When a woman extends her hand for you to shake it, then you shake her hand. You do not turn it up and kiss it. And it is just so creepy. Because, you know, I handed it at this angle. I handed it at the handshake angle and so I’m not giving it to you to do whatever you want with it. I’m not loaning it to you. It’s like if somebody borrowed your lawnmower and you’re assuming they’re going to use it to mow their lawn. You don’t want to find out later they put it in the ocean!
—Paula Poundstone (NPR’s Wait…Wait…Don’t Tell Me!)
I can’t be the only one whose panties just get soaked at the sound of Patrick Stump’s voice.
I don’t know if this was already done before but I feel like I need to do this, so idk, and this was before a thing that a friend of mine wanted me to do for him, so idk, I wanted to post it here
my babies are canon<3333
At a recent public event, the actress, Olivia Olson, who voices Marceline on the show Adventure Time, revealed it is official canon that Princess Bubblegum and Marceline used to date. She learned this in a conversation with Pendleton Ward, the show’s creator. Here’s the video evidence.
To celebrate their relationship through our favorite fan art, click here!
Canon means something that happens within the media in question. Until it’s mentioned in an episode, I wouldn’t hold our breaths.
I used to really hate the scene in CA:TFA where Peggy storms off after catching Steve and Pvt Lorraine, you know, the one where Steve accuses Peggy of fucking Howard. I used to want to scream “MY BB STEVE WOULD NEVER” because Steve ugh stop being an idiot you’re better than this. But I started thinking about it and honestly, no matter what excuses my gut wants to make, Steve is clearly not better than this. He has some shitty attitudes that he falls back on in moments of weakness. My fave is problematic in a way that makes sense, but he’s called out on it, and I like that better.
(Although tbh, I wish there had been a scene where Steve explicitly apologizes for being a jerk,
along with more Howling Commandos footage.)
People tend to be quick to forget what it’s like to have it tough when they have it easy, and I think this is a scene where Steve really forgot where he came from. Steve had the super-soldier serum magically to turn him into the “ideal man,” and suddenly, for the first time in his life, he’s taken seriously. He’s riding high on people rewarding his bravery instead of bashing his face in for it.
But Peggy? Peggy’s exactly the same as she was before she met Steve. She still has to work twice as hard as her colleagues to get maybe half the recognition. She has to prove to her superiors that she deserves her job every single day. She has to fight for her place in the military structure, for the assignments she’s more than capable of doing. She’s put blood, sweat, and tears into her work, and she thought she found a kindred spirit in Steve. Not only that, but she wants to believe that Steve is better than everyone else.
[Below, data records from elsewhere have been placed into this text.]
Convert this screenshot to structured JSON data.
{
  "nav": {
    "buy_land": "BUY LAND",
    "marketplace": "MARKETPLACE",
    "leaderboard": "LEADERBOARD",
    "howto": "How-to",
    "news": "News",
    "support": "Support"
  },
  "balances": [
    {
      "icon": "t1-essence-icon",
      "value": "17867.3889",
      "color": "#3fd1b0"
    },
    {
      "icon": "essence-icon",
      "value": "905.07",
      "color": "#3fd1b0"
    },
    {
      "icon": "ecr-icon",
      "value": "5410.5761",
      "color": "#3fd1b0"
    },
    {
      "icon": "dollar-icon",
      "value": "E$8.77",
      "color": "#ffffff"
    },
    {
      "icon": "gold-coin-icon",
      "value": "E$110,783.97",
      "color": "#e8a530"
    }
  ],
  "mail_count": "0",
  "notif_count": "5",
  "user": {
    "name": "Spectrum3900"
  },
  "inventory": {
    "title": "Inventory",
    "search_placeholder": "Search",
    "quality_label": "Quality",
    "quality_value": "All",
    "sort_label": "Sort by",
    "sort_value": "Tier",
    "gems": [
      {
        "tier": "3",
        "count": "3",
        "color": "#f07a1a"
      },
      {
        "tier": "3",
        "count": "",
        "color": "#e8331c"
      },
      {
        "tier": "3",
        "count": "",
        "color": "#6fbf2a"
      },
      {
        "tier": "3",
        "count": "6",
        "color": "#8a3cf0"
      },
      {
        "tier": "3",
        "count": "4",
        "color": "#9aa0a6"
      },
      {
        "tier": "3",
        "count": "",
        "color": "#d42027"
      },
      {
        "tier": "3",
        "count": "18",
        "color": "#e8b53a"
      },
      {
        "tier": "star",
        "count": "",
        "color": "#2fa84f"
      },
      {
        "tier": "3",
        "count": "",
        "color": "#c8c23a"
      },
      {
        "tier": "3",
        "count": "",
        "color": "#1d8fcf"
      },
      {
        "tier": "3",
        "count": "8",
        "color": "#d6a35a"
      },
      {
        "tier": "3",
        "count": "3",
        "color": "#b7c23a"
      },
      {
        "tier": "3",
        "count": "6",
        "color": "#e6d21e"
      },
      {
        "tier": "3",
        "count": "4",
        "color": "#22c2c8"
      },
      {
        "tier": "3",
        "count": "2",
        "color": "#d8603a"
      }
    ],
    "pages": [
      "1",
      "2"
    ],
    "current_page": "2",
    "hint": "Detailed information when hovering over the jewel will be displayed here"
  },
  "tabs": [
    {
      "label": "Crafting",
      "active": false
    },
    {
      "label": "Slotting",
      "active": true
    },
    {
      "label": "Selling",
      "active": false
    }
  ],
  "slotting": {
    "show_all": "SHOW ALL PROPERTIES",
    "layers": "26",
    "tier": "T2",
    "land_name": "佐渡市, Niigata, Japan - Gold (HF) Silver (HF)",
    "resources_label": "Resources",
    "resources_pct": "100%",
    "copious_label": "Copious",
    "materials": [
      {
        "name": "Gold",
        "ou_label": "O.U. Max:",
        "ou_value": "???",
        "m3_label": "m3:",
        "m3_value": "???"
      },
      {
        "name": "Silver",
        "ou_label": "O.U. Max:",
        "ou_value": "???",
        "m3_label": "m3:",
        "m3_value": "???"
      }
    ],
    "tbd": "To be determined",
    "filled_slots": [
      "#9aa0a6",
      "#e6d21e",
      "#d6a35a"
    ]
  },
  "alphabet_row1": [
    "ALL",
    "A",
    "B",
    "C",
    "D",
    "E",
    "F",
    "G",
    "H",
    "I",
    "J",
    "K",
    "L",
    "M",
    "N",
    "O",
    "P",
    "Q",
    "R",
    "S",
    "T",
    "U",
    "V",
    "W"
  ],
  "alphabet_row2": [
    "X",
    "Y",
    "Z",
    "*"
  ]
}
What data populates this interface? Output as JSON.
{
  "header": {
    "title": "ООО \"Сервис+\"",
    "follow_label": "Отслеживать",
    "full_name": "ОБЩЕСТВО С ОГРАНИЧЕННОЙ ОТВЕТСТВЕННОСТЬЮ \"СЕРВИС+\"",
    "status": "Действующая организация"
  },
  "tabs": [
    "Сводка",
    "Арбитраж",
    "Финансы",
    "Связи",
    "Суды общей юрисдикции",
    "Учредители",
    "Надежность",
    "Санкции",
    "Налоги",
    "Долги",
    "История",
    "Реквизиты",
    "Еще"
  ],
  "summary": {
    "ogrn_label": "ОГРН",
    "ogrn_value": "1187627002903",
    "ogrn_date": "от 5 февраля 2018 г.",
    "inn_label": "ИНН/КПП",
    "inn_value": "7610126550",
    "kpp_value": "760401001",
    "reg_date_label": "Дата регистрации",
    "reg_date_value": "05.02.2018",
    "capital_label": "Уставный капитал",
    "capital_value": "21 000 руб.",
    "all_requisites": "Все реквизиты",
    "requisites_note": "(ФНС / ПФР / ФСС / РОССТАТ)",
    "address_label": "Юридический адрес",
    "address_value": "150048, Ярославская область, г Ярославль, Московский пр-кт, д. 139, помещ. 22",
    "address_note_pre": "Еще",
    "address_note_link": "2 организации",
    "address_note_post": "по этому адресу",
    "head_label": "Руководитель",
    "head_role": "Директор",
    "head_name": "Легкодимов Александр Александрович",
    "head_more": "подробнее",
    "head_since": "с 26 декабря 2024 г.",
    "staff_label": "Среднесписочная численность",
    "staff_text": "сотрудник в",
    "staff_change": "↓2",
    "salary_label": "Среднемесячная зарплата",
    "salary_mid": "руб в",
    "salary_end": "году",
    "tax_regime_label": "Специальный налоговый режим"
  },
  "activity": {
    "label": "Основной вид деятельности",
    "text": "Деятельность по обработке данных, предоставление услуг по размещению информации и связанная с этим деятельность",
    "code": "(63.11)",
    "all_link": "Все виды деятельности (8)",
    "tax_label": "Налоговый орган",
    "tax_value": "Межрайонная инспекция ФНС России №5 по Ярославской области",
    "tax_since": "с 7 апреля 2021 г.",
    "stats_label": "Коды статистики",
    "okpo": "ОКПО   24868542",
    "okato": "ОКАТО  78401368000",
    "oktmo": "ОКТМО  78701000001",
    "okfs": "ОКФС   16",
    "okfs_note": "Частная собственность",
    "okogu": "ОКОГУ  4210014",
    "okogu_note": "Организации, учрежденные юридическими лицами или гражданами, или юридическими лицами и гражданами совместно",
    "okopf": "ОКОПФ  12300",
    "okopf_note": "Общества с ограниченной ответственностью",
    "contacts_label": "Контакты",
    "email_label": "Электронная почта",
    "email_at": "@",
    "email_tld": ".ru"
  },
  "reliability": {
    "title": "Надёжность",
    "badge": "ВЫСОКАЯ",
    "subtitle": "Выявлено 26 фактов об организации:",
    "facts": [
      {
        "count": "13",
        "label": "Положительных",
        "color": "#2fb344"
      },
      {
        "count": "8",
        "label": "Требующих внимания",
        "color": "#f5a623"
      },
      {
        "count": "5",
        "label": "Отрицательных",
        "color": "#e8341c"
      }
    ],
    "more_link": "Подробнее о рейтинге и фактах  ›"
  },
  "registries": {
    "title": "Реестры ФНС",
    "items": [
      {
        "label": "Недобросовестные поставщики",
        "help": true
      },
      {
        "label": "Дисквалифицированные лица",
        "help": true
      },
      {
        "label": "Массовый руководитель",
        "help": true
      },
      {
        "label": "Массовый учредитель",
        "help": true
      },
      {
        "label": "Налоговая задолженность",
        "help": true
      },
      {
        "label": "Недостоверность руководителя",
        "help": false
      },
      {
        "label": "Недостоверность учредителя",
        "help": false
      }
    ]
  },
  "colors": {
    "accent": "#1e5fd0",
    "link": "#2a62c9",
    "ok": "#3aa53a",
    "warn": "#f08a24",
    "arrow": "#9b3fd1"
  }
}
After all, if there’s one man like Steve, and if Steve can find people he trusts, maybe there are actually more men like Steve, and maybe things are starting to look up for Peggy.
So when Steve pulls that shit, she’s just disappointed.
People have been treating him like a Perfect Soldier, i.e., a Real Man (TM) for months now. They’ve had him acting the part for so long that he probably started to believe it. Before, he became accustomed to being trampled over, shoved to the side, overlooked, etc., so he’s not used to having the power to hurt people. I don’t even think it occurred to him that’s a thing that could happen after the serum. He assumed that he could stay the same by acting according to what he feels is right based on how people are treating him (like he always has). What Steve failed to notice is that by nature of receiving his new body and the superhuman physical power that came with it, he was also given incredible amounts of social power, such that the world is no longer picking fights with him. He has to learn that he’s not always in the right just by nature of who he is anymore. And Steve fucks it up, not because Steve himself is a failure or a bad person, but because he forgets.
Because you don’t just become a good person because someone tells you that you have the capacity for it. A good
manperson is not something you are simply by nature of being. It’s not even about making a choice to be a good man, or wanting to be one. It’s a series of choices that you have to be continually making.
So THANK GOD for Peggy standing up to Steve, for getting in his face and saying, “check yourself before you wreck yourself, Rogers.”
I love this in particular for the point about suddenly having privilege when before he had none. (Like those anecdotes from men who discover, after transitioning from female, that they’re treated differently all of a sudden, getting told their work is better than “their sister’s,” etc.) Like, I enjoy fanon’s Social Justice Steve Rogers, but I like him better when he is still in the process of becoming a better person. I like the idea that he occasionally says clueless stuff around Sam about, like, but race doesn’t really matter it’s all about the inside and Sam is like “… No, Steve, the fact that I’m black is in fact something that matters in lots of ways,” that kind of thing. Where he takes over a task for a veteran with a prosthetic arm because he’s big and fast and uses those abilities without thinking before being reminded that she can, in fact, do it for herself.
And what makes that version of Steve Rogers great in my head is that, when he fucks up and does something problematic and gets called on it, he goes “oh, shit, I’d better work on that.”
anyway A+ meta would incorporate into characterization again